* Dataset records
- Opening Delimiter -
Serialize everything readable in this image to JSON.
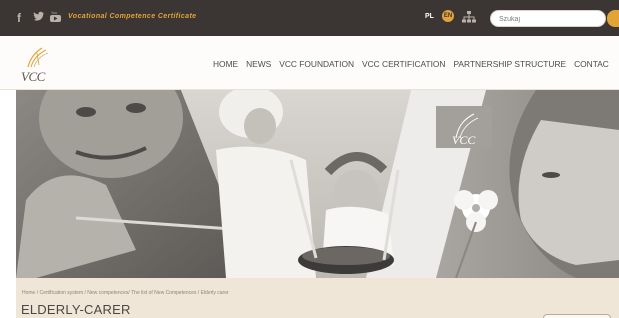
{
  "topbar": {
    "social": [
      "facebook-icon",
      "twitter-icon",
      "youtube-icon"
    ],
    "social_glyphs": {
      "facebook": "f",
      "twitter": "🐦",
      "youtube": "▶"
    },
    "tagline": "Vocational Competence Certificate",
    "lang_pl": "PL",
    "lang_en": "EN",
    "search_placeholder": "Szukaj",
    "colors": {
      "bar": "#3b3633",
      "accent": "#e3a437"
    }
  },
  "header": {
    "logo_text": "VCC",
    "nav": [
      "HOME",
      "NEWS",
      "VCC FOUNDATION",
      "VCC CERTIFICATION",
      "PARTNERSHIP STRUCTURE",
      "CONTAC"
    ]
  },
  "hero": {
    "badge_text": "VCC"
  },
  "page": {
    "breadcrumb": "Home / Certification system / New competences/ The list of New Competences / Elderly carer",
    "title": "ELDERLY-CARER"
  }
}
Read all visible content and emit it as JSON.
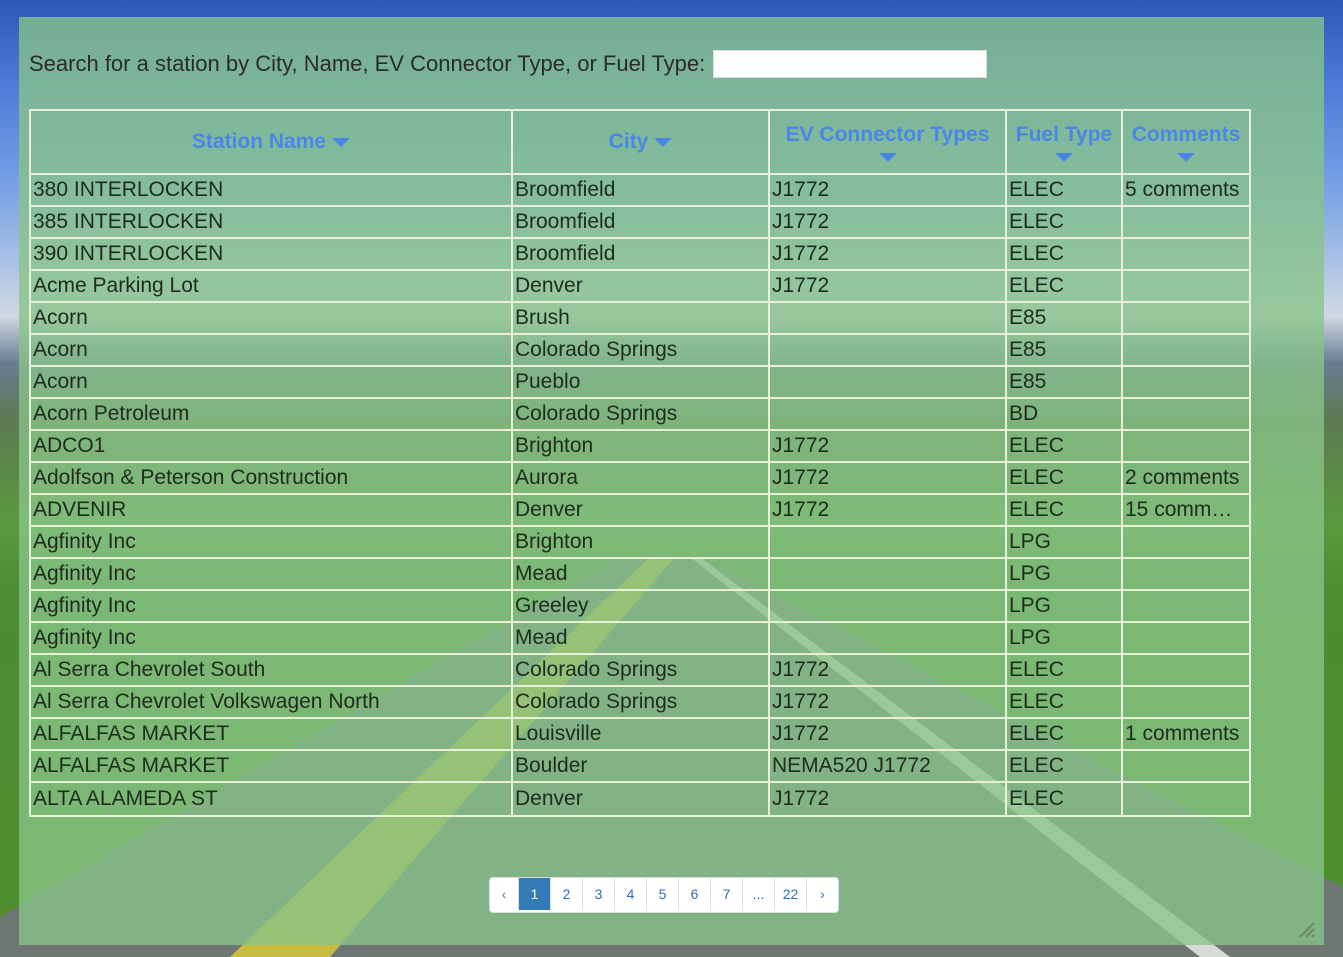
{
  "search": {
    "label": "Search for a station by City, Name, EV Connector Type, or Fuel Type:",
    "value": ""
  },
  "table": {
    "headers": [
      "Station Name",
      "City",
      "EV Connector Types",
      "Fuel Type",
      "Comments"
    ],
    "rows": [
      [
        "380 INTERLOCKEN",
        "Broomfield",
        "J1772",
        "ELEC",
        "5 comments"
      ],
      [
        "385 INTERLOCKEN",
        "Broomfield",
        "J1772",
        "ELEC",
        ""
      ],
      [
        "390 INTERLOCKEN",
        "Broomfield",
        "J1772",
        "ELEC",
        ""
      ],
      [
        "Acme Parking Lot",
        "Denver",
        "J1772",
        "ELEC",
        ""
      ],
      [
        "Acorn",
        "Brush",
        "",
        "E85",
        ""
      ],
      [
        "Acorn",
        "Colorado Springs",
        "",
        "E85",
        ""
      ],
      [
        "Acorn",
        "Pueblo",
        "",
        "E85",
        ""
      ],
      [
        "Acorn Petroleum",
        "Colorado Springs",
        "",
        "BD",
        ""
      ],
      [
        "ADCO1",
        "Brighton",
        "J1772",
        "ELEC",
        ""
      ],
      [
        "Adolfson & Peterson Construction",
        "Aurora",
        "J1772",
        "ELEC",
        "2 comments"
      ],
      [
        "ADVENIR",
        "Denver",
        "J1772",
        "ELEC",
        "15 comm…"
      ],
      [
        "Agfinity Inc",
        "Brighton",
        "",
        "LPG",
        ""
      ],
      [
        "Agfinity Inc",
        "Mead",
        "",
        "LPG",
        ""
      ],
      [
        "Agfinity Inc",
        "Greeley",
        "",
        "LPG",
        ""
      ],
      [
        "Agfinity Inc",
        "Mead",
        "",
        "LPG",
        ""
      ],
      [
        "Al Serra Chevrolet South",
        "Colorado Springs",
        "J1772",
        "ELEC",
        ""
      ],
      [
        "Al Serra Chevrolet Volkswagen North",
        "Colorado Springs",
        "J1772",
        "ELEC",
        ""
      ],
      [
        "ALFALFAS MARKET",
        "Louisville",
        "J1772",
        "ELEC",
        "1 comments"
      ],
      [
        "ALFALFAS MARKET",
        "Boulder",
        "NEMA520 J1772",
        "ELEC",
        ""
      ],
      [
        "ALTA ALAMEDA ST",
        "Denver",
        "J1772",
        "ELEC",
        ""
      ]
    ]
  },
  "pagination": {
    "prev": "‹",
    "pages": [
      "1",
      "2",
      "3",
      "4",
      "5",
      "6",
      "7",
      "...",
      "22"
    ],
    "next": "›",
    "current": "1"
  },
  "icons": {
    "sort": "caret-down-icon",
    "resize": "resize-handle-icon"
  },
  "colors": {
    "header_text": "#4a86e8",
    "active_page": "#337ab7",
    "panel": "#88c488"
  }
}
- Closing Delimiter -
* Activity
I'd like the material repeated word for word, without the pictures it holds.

* Task solution
Serialize everything readable in this image to JSON.
{
  "topbar": {
    "social": [
      "facebook-icon",
      "twitter-icon",
      "youtube-icon"
    ],
    "social_glyphs": {
      "facebook": "f",
      "twitter": "🐦",
      "youtube": "▶"
    },
    "tagline": "Vocational Competence Certificate",
    "lang_pl": "PL",
    "lang_en": "EN",
    "search_placeholder": "Szukaj",
    "colors": {
      "bar": "#3b3633",
      "accent": "#e3a437"
    }
  },
  "header": {
    "logo_text": "VCC",
    "nav": [
      "HOME",
      "NEWS",
      "VCC FOUNDATION",
      "VCC CERTIFICATION",
      "PARTNERSHIP STRUCTURE",
      "CONTAC"
    ]
  },
  "hero": {
    "badge_text": "VCC"
  },
  "page": {
    "breadcrumb": "Home / Certification system / New competences/ The list of New Competences / Elderly carer",
    "title": "ELDERLY-CARER"
  }
}
Read all visible content and emit it as JSON.
{
  "search": {
    "label": "Search for a station by City, Name, EV Connector Type, or Fuel Type:",
    "value": ""
  },
  "table": {
    "headers": [
      "Station Name",
      "City",
      "EV Connector Types",
      "Fuel Type",
      "Comments"
    ],
    "rows": [
      [
        "380 INTERLOCKEN",
        "Broomfield",
        "J1772",
        "ELEC",
        "5 comments"
      ],
      [
        "385 INTERLOCKEN",
        "Broomfield",
        "J1772",
        "ELEC",
        ""
      ],
      [
        "390 INTERLOCKEN",
        "Broomfield",
        "J1772",
        "ELEC",
        ""
      ],
      [
        "Acme Parking Lot",
        "Denver",
        "J1772",
        "ELEC",
        ""
      ],
      [
        "Acorn",
        "Brush",
        "",
        "E85",
        ""
      ],
      [
        "Acorn",
        "Colorado Springs",
        "",
        "E85",
        ""
      ],
      [
        "Acorn",
        "Pueblo",
        "",
        "E85",
        ""
      ],
      [
        "Acorn Petroleum",
        "Colorado Springs",
        "",
        "BD",
        ""
      ],
      [
        "ADCO1",
        "Brighton",
        "J1772",
        "ELEC",
        ""
      ],
      [
        "Adolfson & Peterson Construction",
        "Aurora",
        "J1772",
        "ELEC",
        "2 comments"
      ],
      [
        "ADVENIR",
        "Denver",
        "J1772",
        "ELEC",
        "15 comm…"
      ],
      [
        "Agfinity Inc",
        "Brighton",
        "",
        "LPG",
        ""
      ],
      [
        "Agfinity Inc",
        "Mead",
        "",
        "LPG",
        ""
      ],
      [
        "Agfinity Inc",
        "Greeley",
        "",
        "LPG",
        ""
      ],
      [
        "Agfinity Inc",
        "Mead",
        "",
        "LPG",
        ""
      ],
      [
        "Al Serra Chevrolet South",
        "Colorado Springs",
        "J1772",
        "ELEC",
        ""
      ],
      [
        "Al Serra Chevrolet Volkswagen North",
        "Colorado Springs",
        "J1772",
        "ELEC",
        ""
      ],
      [
        "ALFALFAS MARKET",
        "Louisville",
        "J1772",
        "ELEC",
        "1 comments"
      ],
      [
        "ALFALFAS MARKET",
        "Boulder",
        "NEMA520 J1772",
        "ELEC",
        ""
      ],
      [
        "ALTA ALAMEDA ST",
        "Denver",
        "J1772",
        "ELEC",
        ""
      ]
    ]
  },
  "pagination": {
    "prev": "‹",
    "pages": [
      "1",
      "2",
      "3",
      "4",
      "5",
      "6",
      "7",
      "...",
      "22"
    ],
    "next": "›",
    "current": "1"
  },
  "icons": {
    "sort": "caret-down-icon",
    "resize": "resize-handle-icon"
  },
  "colors": {
    "header_text": "#4a86e8",
    "active_page": "#337ab7",
    "panel": "#88c488"
  }
}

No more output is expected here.